[Page and application data records]
* * * * * * * * *
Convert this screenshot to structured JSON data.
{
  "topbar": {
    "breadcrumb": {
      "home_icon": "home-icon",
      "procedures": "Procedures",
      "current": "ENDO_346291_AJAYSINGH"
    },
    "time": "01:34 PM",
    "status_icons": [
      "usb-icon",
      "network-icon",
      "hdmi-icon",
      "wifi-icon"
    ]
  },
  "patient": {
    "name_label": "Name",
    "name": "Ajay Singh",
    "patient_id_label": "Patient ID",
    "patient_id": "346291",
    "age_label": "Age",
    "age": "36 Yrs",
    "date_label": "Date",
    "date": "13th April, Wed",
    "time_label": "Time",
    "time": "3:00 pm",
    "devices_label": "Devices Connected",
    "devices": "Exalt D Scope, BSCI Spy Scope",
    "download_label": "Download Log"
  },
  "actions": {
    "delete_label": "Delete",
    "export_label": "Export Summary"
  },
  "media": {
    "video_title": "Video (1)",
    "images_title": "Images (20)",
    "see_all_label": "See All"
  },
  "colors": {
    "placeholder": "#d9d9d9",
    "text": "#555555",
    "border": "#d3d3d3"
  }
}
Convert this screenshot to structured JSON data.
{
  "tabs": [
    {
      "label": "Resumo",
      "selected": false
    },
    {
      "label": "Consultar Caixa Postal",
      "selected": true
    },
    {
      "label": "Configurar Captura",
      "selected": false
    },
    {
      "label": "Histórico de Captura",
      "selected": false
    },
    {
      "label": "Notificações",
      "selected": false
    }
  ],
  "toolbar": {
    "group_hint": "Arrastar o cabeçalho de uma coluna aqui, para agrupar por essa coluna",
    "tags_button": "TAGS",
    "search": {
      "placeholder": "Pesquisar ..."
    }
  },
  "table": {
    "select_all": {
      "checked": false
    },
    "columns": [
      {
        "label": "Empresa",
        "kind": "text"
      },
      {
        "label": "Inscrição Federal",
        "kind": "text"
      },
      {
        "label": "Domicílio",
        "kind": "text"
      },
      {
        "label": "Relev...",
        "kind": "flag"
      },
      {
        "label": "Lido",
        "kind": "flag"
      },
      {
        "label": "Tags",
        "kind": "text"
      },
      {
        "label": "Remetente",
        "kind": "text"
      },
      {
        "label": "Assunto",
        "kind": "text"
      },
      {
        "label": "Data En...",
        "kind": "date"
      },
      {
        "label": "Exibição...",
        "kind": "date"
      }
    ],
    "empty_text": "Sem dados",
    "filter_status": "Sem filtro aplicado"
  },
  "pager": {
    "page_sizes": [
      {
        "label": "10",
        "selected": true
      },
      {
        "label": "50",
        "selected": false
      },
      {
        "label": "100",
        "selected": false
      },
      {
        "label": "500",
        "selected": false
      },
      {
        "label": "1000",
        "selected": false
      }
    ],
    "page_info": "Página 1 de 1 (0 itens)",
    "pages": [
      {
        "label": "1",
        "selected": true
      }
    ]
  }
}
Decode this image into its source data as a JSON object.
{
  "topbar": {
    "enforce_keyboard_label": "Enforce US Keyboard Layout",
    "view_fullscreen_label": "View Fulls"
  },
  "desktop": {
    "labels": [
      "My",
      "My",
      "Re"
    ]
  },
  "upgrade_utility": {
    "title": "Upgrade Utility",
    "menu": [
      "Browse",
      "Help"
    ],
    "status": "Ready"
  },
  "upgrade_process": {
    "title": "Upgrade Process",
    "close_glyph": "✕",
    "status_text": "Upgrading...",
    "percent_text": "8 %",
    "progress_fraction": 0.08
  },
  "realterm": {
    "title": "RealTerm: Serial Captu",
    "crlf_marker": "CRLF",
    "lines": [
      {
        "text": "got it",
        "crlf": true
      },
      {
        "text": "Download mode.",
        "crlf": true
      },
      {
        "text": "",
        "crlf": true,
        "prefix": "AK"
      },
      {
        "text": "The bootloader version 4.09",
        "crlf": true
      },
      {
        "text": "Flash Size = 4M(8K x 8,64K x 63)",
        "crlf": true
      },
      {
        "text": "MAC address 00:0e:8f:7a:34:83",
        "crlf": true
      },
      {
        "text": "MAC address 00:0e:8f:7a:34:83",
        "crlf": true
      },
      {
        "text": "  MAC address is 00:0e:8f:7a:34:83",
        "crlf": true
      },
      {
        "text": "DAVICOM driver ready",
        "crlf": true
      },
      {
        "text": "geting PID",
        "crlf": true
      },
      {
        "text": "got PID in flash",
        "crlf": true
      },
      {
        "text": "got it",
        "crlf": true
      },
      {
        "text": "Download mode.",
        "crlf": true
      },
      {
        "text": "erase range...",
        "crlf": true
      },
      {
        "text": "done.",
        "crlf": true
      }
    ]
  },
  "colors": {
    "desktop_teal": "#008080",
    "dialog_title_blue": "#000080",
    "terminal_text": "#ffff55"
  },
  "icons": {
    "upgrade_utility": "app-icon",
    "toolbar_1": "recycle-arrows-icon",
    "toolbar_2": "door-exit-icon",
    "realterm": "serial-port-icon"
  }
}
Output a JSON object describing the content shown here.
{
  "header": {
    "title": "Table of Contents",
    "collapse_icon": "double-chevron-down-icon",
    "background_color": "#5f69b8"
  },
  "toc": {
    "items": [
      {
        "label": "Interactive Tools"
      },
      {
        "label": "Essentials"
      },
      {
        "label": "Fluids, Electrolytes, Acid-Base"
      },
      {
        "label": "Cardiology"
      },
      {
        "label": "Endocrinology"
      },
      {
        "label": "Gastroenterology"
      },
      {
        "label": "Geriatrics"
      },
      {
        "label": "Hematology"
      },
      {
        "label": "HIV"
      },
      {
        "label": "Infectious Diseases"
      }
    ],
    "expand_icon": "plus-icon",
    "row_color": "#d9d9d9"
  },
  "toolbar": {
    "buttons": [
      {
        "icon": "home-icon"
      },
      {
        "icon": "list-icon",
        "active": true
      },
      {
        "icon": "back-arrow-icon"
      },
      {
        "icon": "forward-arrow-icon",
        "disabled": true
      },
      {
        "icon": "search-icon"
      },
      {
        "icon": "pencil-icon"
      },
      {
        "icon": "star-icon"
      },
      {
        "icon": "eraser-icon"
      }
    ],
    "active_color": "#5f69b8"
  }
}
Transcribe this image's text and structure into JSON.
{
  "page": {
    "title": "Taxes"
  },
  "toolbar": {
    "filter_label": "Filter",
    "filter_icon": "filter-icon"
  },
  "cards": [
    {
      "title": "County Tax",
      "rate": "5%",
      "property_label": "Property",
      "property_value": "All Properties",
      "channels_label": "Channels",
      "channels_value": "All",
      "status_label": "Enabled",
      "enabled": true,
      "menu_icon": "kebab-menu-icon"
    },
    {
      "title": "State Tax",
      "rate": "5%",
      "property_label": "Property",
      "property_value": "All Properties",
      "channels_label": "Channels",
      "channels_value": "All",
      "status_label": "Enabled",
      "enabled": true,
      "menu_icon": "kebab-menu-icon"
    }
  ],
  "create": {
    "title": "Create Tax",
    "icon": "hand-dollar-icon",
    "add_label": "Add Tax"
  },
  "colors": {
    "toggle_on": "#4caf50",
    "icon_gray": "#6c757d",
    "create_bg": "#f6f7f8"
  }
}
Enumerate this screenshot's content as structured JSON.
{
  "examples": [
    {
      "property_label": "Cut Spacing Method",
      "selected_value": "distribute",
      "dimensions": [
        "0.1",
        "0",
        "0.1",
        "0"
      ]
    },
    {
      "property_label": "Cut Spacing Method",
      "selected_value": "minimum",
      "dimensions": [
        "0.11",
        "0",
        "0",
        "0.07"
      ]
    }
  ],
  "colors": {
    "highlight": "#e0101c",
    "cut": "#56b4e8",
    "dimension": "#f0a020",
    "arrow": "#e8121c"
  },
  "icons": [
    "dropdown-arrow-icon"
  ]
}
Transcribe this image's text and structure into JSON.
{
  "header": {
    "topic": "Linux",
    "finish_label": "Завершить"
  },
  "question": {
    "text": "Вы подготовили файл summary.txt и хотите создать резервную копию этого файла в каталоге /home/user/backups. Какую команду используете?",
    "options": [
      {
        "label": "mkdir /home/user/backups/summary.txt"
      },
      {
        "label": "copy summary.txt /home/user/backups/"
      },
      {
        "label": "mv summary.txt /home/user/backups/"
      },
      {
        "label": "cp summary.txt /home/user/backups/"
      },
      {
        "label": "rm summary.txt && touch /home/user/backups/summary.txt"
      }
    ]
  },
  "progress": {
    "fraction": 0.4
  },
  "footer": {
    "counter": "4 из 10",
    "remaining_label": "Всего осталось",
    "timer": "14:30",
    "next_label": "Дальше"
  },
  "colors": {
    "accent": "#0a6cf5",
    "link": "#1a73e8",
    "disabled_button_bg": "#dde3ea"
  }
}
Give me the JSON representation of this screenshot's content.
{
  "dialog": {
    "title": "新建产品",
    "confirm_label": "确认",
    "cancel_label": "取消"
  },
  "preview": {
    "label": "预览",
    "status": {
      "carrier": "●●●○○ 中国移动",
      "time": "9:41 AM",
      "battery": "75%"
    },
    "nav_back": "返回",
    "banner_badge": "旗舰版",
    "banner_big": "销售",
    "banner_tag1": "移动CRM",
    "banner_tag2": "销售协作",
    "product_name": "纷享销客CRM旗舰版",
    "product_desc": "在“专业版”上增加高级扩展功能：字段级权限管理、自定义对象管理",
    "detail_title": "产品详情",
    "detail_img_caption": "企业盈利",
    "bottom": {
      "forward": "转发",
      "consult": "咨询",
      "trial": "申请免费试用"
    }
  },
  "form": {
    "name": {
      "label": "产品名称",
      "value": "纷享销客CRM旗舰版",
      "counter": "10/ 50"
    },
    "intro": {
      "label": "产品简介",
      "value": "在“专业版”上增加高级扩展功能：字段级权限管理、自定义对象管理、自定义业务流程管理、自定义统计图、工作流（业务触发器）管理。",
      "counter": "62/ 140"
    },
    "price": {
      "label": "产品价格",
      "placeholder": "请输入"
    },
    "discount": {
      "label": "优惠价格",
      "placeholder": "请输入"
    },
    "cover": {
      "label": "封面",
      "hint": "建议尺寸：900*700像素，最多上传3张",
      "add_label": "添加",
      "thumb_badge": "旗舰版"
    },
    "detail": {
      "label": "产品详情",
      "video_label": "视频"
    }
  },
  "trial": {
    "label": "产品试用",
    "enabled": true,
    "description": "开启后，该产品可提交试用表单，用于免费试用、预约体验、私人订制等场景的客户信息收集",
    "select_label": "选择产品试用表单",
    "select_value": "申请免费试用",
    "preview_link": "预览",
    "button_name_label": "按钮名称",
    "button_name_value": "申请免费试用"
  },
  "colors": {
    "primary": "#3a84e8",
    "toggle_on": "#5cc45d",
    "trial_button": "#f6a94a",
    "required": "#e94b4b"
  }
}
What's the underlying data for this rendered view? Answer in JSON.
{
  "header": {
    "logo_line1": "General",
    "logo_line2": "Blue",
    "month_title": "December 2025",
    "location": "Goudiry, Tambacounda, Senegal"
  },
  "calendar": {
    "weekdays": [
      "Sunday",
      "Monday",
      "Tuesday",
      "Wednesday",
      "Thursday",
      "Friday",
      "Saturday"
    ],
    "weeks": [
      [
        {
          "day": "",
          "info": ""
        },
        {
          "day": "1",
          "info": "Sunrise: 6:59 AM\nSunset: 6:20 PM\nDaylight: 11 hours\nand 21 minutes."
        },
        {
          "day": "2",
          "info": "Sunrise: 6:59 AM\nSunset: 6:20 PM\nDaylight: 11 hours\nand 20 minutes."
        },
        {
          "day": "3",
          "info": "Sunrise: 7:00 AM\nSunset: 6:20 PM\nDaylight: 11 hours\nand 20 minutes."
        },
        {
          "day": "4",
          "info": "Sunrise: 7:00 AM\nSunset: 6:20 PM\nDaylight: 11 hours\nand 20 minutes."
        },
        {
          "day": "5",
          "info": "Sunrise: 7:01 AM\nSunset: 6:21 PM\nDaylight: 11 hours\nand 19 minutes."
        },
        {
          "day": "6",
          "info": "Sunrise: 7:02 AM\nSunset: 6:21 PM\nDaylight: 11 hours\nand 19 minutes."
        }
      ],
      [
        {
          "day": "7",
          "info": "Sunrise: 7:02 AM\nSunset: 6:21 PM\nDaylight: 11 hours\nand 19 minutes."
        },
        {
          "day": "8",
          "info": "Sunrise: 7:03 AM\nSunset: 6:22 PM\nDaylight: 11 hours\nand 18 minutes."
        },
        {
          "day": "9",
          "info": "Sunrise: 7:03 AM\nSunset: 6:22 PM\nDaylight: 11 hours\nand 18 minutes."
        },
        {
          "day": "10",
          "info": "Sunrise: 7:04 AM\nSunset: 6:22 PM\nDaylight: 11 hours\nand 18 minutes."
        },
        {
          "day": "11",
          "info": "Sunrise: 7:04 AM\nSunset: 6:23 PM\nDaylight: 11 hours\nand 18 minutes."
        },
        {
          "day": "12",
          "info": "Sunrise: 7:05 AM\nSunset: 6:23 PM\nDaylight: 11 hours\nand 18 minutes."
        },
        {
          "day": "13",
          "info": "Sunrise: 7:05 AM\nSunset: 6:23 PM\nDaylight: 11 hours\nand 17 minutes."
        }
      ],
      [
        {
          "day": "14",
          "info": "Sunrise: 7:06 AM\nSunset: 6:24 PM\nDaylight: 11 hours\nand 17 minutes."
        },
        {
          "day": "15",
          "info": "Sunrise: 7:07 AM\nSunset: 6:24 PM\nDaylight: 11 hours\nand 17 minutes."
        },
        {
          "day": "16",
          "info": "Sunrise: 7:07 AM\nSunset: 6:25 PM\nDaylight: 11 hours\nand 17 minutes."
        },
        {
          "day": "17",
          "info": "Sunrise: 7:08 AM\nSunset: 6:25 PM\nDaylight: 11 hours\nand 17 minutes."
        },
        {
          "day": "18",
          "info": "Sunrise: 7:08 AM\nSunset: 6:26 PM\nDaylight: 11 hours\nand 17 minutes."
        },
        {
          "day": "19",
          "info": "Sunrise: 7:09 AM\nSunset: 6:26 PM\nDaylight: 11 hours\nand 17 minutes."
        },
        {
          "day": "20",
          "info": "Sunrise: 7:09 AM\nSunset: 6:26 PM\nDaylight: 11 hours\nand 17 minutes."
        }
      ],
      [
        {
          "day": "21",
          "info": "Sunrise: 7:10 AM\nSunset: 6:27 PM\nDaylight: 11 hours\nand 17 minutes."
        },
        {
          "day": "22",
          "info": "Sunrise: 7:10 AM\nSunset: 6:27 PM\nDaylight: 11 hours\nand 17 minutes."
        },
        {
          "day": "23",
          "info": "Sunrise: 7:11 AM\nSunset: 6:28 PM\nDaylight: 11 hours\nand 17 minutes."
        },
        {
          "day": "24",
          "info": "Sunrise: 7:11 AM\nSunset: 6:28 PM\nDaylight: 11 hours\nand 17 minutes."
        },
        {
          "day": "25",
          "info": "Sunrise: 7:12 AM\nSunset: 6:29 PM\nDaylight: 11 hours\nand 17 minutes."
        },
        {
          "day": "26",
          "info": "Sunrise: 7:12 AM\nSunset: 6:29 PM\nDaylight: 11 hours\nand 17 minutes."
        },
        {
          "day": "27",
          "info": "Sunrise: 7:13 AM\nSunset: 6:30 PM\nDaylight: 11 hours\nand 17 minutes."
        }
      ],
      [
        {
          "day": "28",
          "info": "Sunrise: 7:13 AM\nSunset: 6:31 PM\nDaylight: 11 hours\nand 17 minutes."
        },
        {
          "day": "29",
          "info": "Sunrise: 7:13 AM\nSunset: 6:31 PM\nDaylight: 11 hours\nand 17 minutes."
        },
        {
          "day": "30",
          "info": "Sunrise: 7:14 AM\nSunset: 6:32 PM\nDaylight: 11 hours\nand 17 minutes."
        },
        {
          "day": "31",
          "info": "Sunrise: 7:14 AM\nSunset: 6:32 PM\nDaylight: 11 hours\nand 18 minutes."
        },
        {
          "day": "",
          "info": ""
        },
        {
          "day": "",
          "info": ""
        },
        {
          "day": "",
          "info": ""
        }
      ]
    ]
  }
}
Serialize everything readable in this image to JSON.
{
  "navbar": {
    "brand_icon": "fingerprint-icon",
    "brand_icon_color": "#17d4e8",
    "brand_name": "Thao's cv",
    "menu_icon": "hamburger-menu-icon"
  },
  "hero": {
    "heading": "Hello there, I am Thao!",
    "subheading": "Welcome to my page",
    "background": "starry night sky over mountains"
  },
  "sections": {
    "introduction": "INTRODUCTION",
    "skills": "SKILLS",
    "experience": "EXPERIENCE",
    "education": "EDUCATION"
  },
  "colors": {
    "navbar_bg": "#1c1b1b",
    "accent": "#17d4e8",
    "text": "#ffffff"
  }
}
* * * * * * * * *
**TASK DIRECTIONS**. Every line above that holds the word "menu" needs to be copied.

**YOUR SOLUTION**.
    "menu": [
      "menu_icon": "kebab-menu-icon"
      "menu_icon": "kebab-menu-icon"
    "menu_icon": "hamburger-menu-icon"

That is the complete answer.